▶ GIVEN DATA
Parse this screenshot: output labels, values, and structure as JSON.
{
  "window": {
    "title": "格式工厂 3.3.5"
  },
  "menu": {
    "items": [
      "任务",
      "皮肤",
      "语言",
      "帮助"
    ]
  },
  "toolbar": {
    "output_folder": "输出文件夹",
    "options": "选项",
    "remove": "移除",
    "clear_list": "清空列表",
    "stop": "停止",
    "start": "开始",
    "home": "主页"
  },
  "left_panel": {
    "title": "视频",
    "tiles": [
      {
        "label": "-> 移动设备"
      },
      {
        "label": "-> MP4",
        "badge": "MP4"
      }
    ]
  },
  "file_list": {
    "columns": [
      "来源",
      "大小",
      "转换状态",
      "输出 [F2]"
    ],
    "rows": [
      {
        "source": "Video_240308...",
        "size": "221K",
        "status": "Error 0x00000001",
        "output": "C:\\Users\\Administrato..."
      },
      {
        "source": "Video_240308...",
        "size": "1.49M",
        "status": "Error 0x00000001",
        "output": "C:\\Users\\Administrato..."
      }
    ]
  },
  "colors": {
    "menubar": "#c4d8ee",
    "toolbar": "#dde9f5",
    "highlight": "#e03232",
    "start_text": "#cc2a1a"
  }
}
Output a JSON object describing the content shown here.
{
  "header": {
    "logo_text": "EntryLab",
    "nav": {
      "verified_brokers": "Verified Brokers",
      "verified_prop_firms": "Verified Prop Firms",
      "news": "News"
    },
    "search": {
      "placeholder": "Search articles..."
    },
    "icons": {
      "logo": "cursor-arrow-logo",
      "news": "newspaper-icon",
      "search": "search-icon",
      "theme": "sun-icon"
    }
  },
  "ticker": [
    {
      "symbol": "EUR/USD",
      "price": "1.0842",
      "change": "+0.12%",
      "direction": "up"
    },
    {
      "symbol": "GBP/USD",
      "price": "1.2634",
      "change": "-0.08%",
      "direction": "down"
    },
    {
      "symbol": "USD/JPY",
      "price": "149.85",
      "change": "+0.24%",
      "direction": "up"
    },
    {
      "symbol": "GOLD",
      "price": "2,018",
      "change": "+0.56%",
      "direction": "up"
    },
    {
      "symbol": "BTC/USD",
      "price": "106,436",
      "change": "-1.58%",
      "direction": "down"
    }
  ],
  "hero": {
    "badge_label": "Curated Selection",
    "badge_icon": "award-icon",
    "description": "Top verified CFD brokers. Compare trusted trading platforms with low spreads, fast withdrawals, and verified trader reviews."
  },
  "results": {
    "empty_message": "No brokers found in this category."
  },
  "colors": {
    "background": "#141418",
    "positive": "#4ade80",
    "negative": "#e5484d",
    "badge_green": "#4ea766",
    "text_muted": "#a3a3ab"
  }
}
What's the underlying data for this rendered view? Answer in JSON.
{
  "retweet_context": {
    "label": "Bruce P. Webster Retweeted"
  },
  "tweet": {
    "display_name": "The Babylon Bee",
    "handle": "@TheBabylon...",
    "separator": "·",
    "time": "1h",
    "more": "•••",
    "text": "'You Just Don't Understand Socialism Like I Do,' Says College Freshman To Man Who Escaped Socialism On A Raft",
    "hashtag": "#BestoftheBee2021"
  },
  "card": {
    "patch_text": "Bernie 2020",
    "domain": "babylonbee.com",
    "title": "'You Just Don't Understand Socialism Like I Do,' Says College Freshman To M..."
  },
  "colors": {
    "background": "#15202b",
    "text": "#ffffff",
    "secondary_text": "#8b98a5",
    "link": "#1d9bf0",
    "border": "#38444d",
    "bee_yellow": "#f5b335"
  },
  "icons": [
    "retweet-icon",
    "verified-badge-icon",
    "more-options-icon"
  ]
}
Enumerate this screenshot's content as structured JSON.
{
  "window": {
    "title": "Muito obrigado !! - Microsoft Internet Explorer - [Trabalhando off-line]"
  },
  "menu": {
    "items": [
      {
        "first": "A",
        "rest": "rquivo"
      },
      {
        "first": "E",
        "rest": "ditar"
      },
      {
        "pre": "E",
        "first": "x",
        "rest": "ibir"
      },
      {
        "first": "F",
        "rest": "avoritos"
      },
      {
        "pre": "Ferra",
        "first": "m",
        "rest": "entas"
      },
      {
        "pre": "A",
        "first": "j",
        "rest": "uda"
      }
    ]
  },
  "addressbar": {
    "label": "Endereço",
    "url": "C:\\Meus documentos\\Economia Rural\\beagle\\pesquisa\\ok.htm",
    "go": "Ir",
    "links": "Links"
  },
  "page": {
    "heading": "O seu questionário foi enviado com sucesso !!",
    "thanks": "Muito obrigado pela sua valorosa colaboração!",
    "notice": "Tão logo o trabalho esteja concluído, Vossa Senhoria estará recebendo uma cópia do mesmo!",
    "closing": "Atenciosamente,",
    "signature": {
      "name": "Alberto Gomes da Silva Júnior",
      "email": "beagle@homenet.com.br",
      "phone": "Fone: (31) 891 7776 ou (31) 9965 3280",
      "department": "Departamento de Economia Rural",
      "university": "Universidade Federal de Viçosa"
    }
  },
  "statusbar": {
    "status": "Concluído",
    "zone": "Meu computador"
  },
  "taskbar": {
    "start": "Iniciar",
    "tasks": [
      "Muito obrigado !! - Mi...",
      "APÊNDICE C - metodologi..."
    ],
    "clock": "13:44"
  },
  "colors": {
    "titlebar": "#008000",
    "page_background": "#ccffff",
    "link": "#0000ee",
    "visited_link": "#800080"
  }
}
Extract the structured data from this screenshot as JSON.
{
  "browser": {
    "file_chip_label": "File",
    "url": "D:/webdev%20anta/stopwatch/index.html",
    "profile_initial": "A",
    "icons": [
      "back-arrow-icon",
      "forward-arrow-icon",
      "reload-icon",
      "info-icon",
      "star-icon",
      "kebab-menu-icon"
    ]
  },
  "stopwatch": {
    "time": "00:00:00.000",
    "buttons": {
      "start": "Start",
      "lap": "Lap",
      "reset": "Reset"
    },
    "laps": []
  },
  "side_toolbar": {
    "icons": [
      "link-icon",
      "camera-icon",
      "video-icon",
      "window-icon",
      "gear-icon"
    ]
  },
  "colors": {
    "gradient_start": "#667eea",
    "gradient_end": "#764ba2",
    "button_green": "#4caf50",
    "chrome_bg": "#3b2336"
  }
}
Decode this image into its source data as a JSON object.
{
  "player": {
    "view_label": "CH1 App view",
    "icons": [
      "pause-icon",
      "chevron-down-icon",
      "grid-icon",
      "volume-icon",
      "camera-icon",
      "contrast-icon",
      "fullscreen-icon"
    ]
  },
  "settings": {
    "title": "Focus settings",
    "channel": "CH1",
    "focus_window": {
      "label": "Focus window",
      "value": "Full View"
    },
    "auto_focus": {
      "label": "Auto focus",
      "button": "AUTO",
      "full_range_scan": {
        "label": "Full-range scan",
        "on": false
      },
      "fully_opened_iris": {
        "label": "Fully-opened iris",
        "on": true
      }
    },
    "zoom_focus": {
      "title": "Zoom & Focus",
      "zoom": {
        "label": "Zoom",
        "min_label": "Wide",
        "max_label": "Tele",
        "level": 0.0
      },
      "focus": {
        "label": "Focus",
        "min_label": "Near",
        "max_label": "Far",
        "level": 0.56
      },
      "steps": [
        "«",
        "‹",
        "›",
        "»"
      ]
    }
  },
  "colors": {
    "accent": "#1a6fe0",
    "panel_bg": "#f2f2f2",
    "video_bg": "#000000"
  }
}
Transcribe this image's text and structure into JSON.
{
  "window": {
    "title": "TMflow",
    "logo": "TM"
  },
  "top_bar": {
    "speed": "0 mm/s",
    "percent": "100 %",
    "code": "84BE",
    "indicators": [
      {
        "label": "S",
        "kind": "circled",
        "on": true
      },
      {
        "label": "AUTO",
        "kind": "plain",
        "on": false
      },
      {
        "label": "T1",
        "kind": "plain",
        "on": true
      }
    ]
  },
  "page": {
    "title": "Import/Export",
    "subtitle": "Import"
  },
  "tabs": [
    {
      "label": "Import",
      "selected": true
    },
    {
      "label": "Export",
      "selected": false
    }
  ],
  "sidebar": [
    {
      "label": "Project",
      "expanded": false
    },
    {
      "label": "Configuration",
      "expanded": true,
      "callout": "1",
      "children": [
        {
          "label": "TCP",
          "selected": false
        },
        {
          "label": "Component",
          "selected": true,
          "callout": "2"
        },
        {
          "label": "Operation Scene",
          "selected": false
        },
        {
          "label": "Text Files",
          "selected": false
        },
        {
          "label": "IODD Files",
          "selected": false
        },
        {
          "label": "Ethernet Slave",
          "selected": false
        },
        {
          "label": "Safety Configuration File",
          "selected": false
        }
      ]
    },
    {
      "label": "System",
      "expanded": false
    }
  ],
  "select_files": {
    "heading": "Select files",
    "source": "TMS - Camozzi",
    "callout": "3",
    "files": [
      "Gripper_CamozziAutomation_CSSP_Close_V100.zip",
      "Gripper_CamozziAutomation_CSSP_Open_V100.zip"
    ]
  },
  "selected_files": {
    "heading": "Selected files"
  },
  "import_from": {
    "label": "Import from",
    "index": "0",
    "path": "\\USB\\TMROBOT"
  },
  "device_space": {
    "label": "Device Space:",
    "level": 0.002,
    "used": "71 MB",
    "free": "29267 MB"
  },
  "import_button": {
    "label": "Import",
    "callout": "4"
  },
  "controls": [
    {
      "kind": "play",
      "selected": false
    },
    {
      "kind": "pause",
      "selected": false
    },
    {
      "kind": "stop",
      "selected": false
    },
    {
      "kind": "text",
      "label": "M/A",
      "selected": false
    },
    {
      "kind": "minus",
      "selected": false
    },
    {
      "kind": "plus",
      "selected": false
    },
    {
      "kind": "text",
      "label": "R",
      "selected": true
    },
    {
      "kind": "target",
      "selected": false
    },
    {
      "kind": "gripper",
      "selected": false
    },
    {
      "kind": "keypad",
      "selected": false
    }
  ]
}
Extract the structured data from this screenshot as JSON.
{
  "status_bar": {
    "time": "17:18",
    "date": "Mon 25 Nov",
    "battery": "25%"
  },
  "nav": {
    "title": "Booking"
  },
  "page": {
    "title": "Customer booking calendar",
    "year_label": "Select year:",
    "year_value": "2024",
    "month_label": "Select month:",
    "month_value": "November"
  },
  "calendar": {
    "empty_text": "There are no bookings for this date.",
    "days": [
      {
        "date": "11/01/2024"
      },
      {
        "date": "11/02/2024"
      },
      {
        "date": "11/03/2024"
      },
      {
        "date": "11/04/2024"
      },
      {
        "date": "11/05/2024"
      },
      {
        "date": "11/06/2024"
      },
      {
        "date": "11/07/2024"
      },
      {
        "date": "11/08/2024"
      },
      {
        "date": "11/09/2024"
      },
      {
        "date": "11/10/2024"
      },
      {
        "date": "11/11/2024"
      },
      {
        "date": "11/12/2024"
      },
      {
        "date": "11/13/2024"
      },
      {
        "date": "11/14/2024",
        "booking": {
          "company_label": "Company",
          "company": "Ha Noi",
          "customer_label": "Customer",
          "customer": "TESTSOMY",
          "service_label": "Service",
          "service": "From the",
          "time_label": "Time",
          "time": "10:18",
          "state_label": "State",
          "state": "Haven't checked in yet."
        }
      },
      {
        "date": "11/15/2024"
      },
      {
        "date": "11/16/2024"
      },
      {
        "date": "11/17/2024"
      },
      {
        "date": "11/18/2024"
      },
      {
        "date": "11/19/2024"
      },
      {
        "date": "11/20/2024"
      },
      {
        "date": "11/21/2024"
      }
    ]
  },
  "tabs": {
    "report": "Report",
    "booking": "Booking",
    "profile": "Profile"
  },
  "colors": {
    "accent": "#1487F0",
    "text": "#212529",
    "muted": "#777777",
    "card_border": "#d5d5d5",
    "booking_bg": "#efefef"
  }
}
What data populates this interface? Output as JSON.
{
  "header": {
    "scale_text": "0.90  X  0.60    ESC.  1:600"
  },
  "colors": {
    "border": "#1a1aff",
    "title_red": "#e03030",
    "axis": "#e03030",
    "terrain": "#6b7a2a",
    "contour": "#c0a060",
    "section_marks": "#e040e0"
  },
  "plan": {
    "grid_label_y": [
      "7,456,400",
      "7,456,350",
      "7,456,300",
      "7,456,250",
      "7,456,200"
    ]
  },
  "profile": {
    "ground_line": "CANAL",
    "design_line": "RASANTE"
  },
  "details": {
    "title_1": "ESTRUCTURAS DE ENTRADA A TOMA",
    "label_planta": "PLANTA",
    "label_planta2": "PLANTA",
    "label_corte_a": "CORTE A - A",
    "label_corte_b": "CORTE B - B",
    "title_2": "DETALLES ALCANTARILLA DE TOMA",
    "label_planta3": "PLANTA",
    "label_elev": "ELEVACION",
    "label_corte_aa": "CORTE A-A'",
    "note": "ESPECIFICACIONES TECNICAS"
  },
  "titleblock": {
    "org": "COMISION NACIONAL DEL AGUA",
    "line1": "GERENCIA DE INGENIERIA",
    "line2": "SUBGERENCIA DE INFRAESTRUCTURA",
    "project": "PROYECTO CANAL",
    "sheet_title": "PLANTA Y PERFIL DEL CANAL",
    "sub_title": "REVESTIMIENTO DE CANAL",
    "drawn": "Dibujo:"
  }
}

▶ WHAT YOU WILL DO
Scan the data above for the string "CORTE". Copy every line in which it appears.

▶ YOUR SOLUTION
    "label_corte_a": "CORTE A - A",
    "label_corte_b": "CORTE B - B",
    "label_corte_aa": "CORTE A-A'",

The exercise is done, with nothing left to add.